Exercise input: Begin
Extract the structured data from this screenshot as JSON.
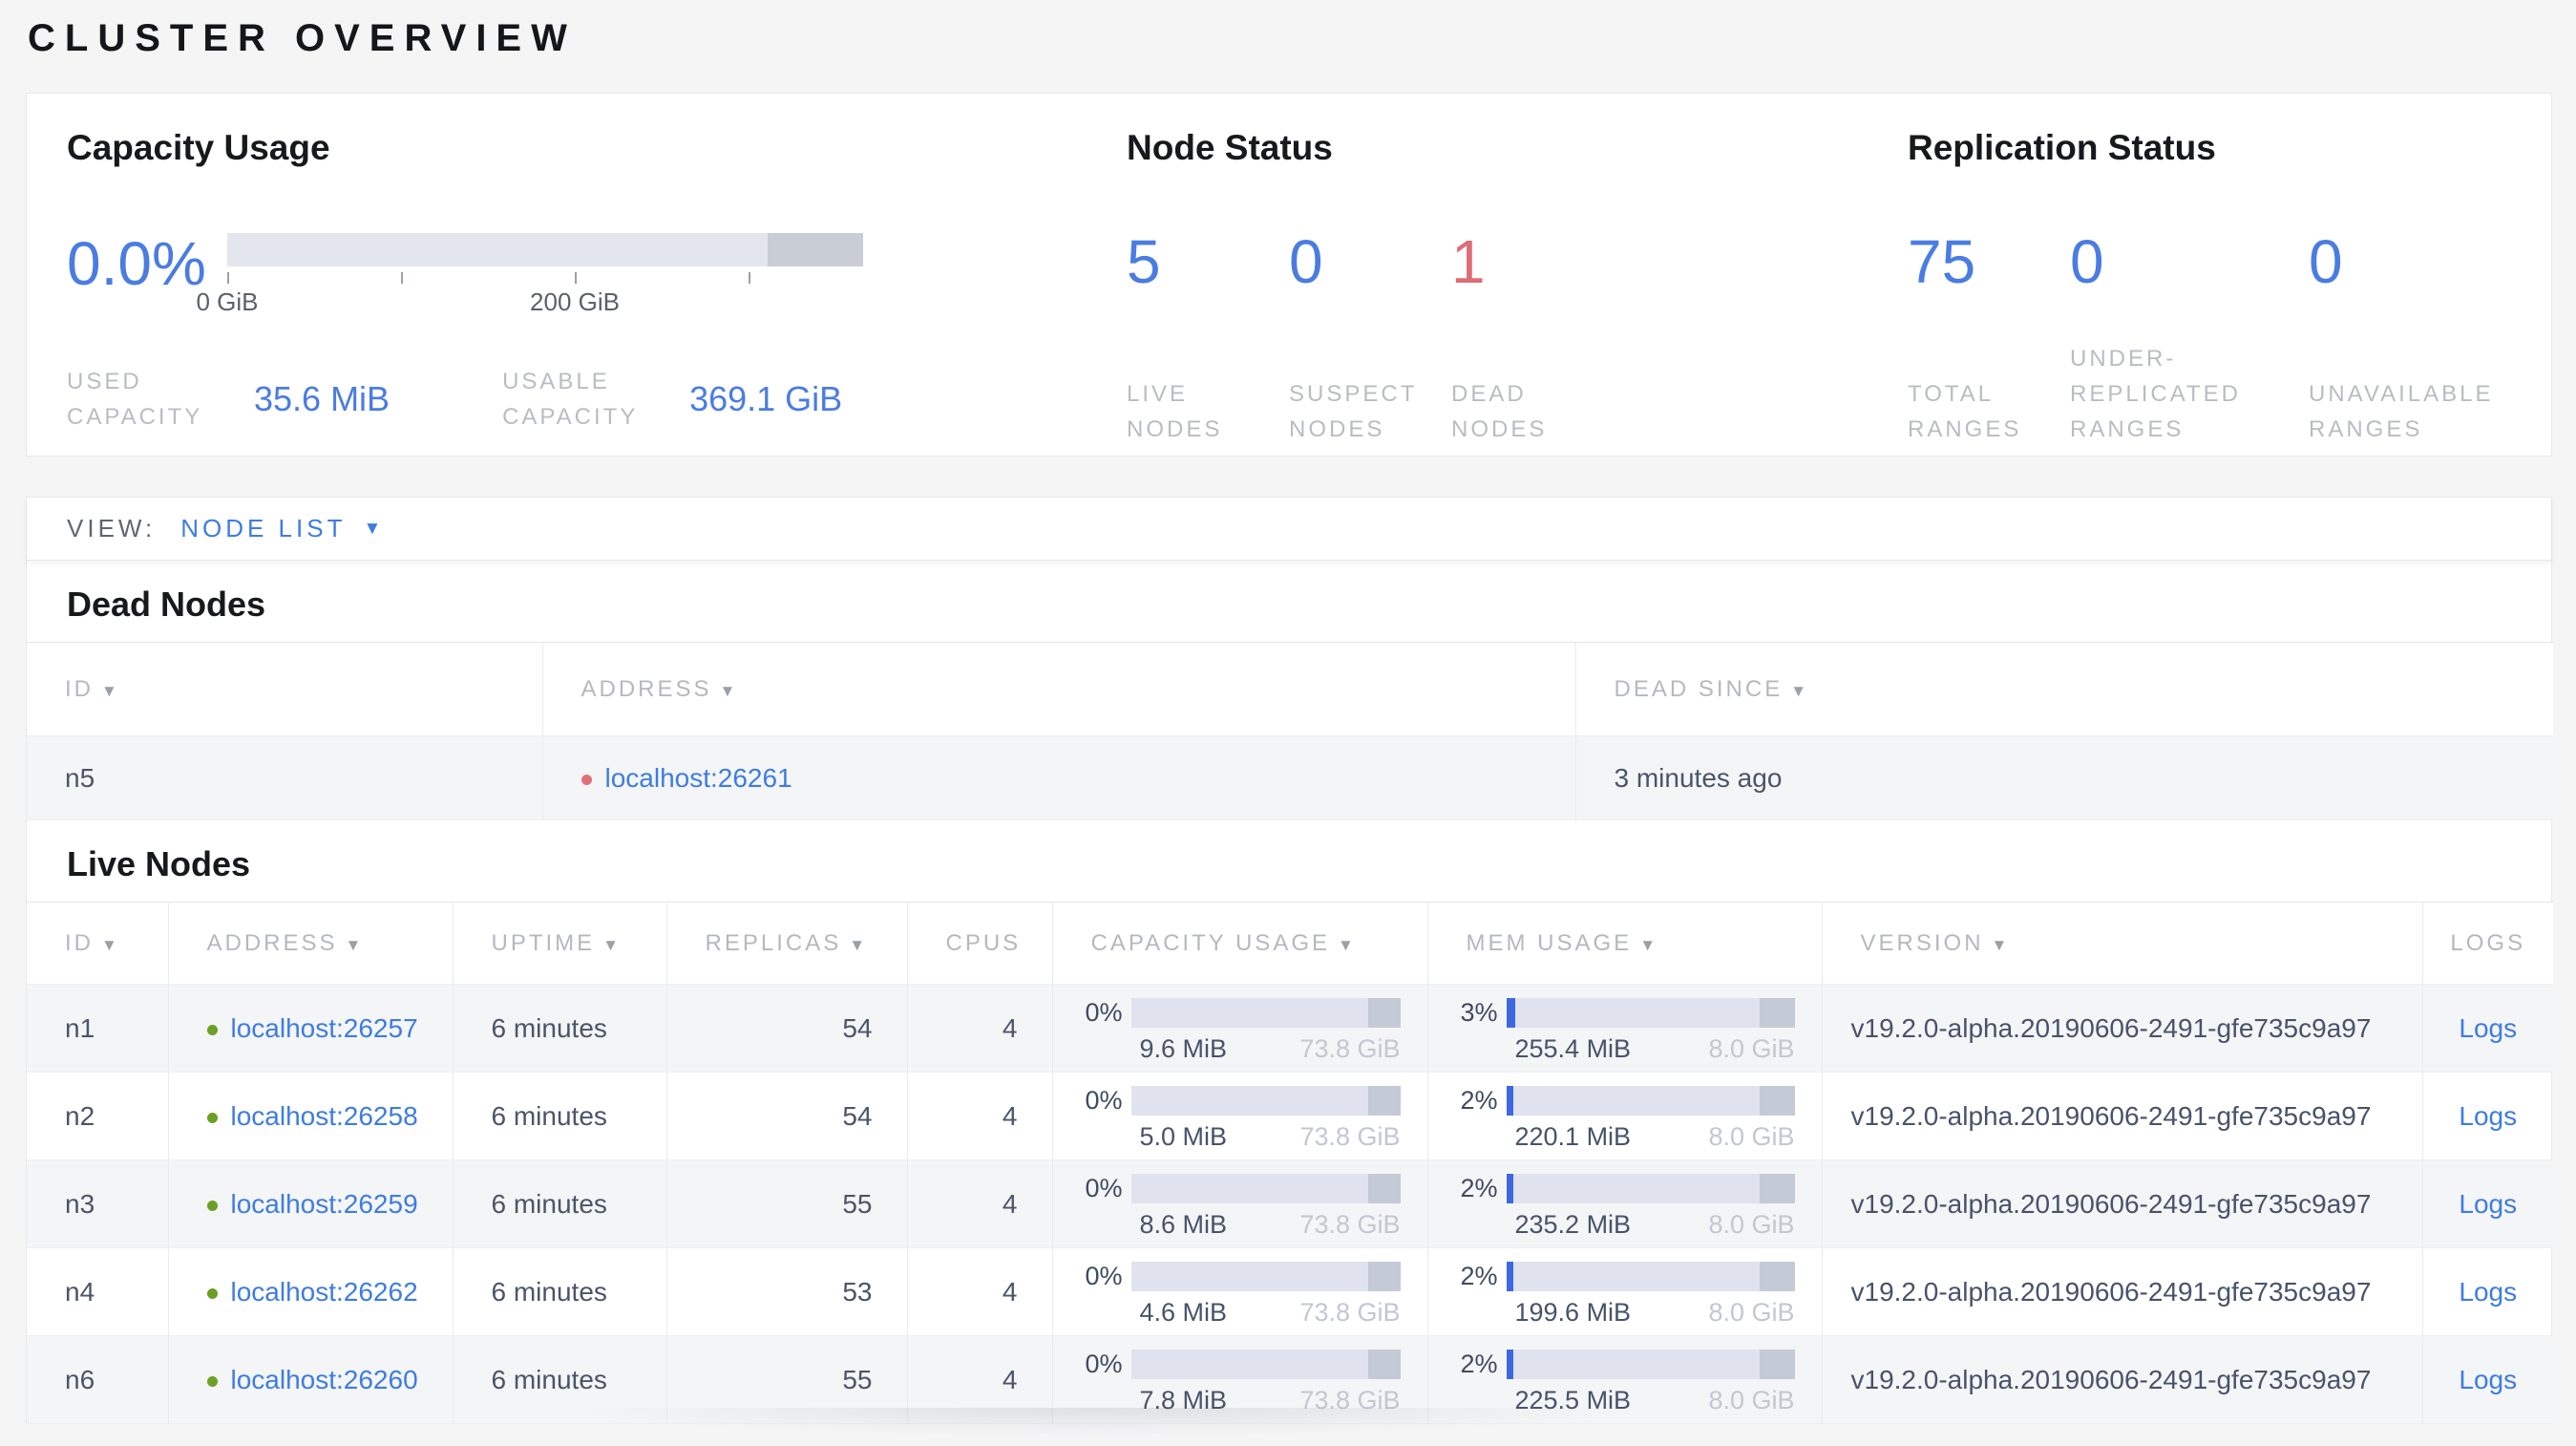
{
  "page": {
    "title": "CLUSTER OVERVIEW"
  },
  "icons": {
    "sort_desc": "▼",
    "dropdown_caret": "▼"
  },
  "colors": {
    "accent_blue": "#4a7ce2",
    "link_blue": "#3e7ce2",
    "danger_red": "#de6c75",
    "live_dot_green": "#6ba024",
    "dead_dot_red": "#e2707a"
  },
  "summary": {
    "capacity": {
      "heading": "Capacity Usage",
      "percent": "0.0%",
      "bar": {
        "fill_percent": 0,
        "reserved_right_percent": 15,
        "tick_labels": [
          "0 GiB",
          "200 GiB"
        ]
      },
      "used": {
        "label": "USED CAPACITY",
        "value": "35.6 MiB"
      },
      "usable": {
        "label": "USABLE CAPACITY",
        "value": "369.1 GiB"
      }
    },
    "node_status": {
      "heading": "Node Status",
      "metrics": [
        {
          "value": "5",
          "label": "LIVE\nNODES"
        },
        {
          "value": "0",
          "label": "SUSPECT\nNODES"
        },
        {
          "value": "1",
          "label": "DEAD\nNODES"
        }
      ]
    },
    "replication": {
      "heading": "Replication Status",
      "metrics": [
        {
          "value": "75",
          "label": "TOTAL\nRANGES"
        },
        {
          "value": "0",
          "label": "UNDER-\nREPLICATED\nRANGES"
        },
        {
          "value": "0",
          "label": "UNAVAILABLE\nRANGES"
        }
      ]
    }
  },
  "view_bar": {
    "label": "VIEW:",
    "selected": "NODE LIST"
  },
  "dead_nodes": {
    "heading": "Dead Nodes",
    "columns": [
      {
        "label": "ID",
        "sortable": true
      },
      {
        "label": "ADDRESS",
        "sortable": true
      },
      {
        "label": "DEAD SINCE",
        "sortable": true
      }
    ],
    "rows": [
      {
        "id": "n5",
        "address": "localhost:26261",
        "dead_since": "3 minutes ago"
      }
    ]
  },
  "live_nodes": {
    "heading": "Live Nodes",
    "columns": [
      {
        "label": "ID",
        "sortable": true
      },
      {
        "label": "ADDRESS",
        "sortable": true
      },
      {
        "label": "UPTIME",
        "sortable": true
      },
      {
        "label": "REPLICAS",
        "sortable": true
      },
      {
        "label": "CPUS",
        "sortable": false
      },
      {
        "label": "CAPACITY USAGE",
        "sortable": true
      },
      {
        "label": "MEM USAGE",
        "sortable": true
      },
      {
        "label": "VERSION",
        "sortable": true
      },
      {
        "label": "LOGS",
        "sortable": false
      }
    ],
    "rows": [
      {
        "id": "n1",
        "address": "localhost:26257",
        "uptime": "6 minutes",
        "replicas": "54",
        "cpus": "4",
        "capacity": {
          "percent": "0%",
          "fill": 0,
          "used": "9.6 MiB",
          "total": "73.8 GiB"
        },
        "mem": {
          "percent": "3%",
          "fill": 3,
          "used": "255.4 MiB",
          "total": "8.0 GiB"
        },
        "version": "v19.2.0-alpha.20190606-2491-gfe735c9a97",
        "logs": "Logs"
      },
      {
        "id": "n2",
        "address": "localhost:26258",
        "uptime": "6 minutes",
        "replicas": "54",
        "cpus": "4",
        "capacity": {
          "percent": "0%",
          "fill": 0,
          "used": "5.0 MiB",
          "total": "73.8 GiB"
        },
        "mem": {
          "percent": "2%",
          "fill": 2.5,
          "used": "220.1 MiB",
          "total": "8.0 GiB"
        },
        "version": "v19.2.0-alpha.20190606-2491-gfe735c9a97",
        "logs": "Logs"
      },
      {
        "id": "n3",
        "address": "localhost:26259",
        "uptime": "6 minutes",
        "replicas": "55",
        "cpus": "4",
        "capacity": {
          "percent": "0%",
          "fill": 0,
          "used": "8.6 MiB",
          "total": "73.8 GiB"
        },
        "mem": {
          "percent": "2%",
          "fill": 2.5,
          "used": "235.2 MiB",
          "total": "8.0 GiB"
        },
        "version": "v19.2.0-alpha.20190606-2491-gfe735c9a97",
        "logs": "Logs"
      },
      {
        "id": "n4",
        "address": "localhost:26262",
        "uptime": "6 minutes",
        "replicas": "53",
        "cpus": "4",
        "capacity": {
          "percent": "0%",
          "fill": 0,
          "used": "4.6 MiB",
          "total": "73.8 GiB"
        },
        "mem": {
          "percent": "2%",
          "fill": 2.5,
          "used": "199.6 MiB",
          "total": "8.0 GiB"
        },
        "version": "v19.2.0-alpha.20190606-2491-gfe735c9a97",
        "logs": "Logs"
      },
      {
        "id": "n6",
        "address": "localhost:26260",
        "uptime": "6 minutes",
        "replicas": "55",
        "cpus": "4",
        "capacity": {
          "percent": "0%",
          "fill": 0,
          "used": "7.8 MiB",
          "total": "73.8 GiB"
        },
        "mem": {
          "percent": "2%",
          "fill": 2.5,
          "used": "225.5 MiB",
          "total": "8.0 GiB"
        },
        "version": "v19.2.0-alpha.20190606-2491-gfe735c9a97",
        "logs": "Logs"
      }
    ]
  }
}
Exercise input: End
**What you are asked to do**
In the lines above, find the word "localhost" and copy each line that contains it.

**Exercise answer**
        "address": "localhost:26261",
        "address": "localhost:26257",
        "address": "localhost:26258",
        "address": "localhost:26259",
        "address": "localhost:26262",
        "address": "localhost:26260",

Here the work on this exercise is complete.